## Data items
★ ★ ★ ★

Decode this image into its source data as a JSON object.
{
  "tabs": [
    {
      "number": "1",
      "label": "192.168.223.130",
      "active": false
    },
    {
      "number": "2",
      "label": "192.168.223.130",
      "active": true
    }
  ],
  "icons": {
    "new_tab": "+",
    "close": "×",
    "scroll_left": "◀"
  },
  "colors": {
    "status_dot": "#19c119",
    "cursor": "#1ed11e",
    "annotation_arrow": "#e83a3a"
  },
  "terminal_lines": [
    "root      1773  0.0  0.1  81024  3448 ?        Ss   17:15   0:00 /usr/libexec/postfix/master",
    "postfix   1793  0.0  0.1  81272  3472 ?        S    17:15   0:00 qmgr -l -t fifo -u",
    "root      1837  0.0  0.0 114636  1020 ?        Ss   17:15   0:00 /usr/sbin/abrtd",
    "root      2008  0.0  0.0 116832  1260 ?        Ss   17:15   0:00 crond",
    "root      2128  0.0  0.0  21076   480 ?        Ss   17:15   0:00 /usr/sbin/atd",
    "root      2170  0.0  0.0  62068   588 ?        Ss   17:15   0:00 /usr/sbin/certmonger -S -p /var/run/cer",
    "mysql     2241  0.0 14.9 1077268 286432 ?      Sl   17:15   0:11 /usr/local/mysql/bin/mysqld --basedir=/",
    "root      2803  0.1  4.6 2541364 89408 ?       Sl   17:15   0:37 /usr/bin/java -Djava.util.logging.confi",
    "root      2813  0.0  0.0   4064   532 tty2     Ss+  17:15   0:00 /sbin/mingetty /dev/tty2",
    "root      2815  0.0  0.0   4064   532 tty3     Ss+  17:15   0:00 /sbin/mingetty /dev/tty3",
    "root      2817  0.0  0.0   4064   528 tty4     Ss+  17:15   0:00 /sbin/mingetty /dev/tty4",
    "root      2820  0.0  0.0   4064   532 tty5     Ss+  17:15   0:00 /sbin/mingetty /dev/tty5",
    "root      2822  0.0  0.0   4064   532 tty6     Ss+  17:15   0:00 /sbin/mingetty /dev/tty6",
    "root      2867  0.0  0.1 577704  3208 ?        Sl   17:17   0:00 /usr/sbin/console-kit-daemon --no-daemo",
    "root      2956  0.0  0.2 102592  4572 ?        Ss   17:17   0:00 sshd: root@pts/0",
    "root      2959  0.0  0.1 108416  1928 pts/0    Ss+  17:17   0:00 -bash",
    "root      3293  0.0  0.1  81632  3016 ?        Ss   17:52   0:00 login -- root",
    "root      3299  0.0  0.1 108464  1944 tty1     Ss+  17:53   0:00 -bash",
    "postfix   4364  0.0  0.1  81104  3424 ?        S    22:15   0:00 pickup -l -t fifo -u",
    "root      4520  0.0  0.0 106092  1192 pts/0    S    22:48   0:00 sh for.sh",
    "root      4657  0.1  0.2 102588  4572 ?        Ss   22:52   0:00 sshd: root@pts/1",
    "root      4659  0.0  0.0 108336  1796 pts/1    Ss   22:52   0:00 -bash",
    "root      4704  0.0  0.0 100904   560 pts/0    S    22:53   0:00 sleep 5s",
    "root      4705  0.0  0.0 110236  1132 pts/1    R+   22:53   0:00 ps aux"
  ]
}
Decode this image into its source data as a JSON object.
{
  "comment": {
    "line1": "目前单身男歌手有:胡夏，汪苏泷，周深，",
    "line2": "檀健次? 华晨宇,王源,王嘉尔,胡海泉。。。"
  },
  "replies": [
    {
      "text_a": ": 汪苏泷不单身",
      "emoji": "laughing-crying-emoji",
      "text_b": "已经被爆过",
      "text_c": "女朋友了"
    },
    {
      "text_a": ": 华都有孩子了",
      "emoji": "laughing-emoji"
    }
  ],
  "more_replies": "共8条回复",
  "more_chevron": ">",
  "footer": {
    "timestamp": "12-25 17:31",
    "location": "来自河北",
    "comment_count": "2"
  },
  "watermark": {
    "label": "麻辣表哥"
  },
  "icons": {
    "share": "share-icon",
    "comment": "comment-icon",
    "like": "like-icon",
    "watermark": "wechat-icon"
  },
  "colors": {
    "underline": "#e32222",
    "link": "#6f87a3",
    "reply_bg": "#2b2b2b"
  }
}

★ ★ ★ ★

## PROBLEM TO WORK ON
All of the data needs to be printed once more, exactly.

## WRITTEN RESPONSE
Decode this image into its source data as a JSON object.
{
  "tabs": [
    {
      "number": "1",
      "label": "192.168.223.130",
      "active": false
    },
    {
      "number": "2",
      "label": "192.168.223.130",
      "active": true
    }
  ],
  "icons": {
    "new_tab": "+",
    "close": "×",
    "scroll_left": "◀"
  },
  "colors": {
    "status_dot": "#19c119",
    "cursor": "#1ed11e",
    "annotation_arrow": "#e83a3a"
  },
  "terminal_lines": [
    "root      1773  0.0  0.1  81024  3448 ?        Ss   17:15   0:00 /usr/libexec/postfix/master",
    "postfix   1793  0.0  0.1  81272  3472 ?        S    17:15   0:00 qmgr -l -t fifo -u",
    "root      1837  0.0  0.0 114636  1020 ?        Ss   17:15   0:00 /usr/sbin/abrtd",
    "root      2008  0.0  0.0 116832  1260 ?        Ss   17:15   0:00 crond",
    "root      2128  0.0  0.0  21076   480 ?        Ss   17:15   0:00 /usr/sbin/atd",
    "root      2170  0.0  0.0  62068   588 ?        Ss   17:15   0:00 /usr/sbin/certmonger -S -p /var/run/cer",
    "mysql     2241  0.0 14.9 1077268 286432 ?      Sl   17:15   0:11 /usr/local/mysql/bin/mysqld --basedir=/",
    "root      2803  0.1  4.6 2541364 89408 ?       Sl   17:15   0:37 /usr/bin/java -Djava.util.logging.confi",
    "root      2813  0.0  0.0   4064   532 tty2     Ss+  17:15   0:00 /sbin/mingetty /dev/tty2",
    "root      2815  0.0  0.0   4064   532 tty3     Ss+  17:15   0:00 /sbin/mingetty /dev/tty3",
    "root      2817  0.0  0.0   4064   528 tty4     Ss+  17:15   0:00 /sbin/mingetty /dev/tty4",
    "root      2820  0.0  0.0   4064   532 tty5     Ss+  17:15   0:00 /sbin/mingetty /dev/tty5",
    "root      2822  0.0  0.0   4064   532 tty6     Ss+  17:15   0:00 /sbin/mingetty /dev/tty6",
    "root      2867  0.0  0.1 577704  3208 ?        Sl   17:17   0:00 /usr/sbin/console-kit-daemon --no-daemo",
    "root      2956  0.0  0.2 102592  4572 ?        Ss   17:17   0:00 sshd: root@pts/0",
    "root      2959  0.0  0.1 108416  1928 pts/0    Ss+  17:17   0:00 -bash",
    "root      3293  0.0  0.1  81632  3016 ?        Ss   17:52   0:00 login -- root",
    "root      3299  0.0  0.1 108464  1944 tty1     Ss+  17:53   0:00 -bash",
    "postfix   4364  0.0  0.1  81104  3424 ?        S    22:15   0:00 pickup -l -t fifo -u",
    "root      4520  0.0  0.0 106092  1192 pts/0    S    22:48   0:00 sh for.sh",
    "root      4657  0.1  0.2 102588  4572 ?        Ss   22:52   0:00 sshd: root@pts/1",
    "root      4659  0.0  0.0 108336  1796 pts/1    Ss   22:52   0:00 -bash",
    "root      4704  0.0  0.0 100904   560 pts/0    S    22:53   0:00 sleep 5s",
    "root      4705  0.0  0.0 110236  1132 pts/1    R+   22:53   0:00 ps aux"
  ]
}
Decode this image into its source data as a JSON object.
{
  "comment": {
    "line1": "目前单身男歌手有:胡夏，汪苏泷，周深，",
    "line2": "檀健次? 华晨宇,王源,王嘉尔,胡海泉。。。"
  },
  "replies": [
    {
      "text_a": ": 汪苏泷不单身",
      "emoji": "laughing-crying-emoji",
      "text_b": "已经被爆过",
      "text_c": "女朋友了"
    },
    {
      "text_a": ": 华都有孩子了",
      "emoji": "laughing-emoji"
    }
  ],
  "more_replies": "共8条回复",
  "more_chevron": ">",
  "footer": {
    "timestamp": "12-25 17:31",
    "location": "来自河北",
    "comment_count": "2"
  },
  "watermark": {
    "label": "麻辣表哥"
  },
  "icons": {
    "share": "share-icon",
    "comment": "comment-icon",
    "like": "like-icon",
    "watermark": "wechat-icon"
  },
  "colors": {
    "underline": "#e32222",
    "link": "#6f87a3",
    "reply_bg": "#2b2b2b"
  }
}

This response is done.